=== DATA RECORDS ===

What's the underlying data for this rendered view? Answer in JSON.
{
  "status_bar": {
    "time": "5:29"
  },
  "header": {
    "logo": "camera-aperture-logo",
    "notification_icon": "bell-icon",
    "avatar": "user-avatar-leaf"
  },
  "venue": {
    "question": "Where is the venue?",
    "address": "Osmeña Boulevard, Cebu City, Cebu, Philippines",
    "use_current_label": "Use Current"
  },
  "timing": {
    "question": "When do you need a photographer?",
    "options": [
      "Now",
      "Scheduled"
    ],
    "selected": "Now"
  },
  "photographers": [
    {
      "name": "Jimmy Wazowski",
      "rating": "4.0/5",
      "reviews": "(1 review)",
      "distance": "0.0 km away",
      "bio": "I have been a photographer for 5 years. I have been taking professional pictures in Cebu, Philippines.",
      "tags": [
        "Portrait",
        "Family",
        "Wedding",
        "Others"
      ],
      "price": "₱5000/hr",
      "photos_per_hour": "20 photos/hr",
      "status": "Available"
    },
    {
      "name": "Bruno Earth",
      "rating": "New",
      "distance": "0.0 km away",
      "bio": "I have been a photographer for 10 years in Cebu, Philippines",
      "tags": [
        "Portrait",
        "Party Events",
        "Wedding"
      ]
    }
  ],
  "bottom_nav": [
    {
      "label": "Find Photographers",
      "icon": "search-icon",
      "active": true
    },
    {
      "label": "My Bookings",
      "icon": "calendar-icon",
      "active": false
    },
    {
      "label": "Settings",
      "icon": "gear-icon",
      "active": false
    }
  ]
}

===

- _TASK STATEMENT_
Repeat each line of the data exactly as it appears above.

- _ANSWER FOR THE TASK_
What's the underlying data for this rendered view? Answer in JSON.
{
  "status_bar": {
    "time": "5:29"
  },
  "header": {
    "logo": "camera-aperture-logo",
    "notification_icon": "bell-icon",
    "avatar": "user-avatar-leaf"
  },
  "venue": {
    "question": "Where is the venue?",
    "address": "Osmeña Boulevard, Cebu City, Cebu, Philippines",
    "use_current_label": "Use Current"
  },
  "timing": {
    "question": "When do you need a photographer?",
    "options": [
      "Now",
      "Scheduled"
    ],
    "selected": "Now"
  },
  "photographers": [
    {
      "name": "Jimmy Wazowski",
      "rating": "4.0/5",
      "reviews": "(1 review)",
      "distance": "0.0 km away",
      "bio": "I have been a photographer for 5 years. I have been taking professional pictures in Cebu, Philippines.",
      "tags": [
        "Portrait",
        "Family",
        "Wedding",
        "Others"
      ],
      "price": "₱5000/hr",
      "photos_per_hour": "20 photos/hr",
      "status": "Available"
    },
    {
      "name": "Bruno Earth",
      "rating": "New",
      "distance": "0.0 km away",
      "bio": "I have been a photographer for 10 years in Cebu, Philippines",
      "tags": [
        "Portrait",
        "Party Events",
        "Wedding"
      ]
    }
  ],
  "bottom_nav": [
    {
      "label": "Find Photographers",
      "icon": "search-icon",
      "active": true
    },
    {
      "label": "My Bookings",
      "icon": "calendar-icon",
      "active": false
    },
    {
      "label": "Settings",
      "icon": "gear-icon",
      "active": false
    }
  ]
}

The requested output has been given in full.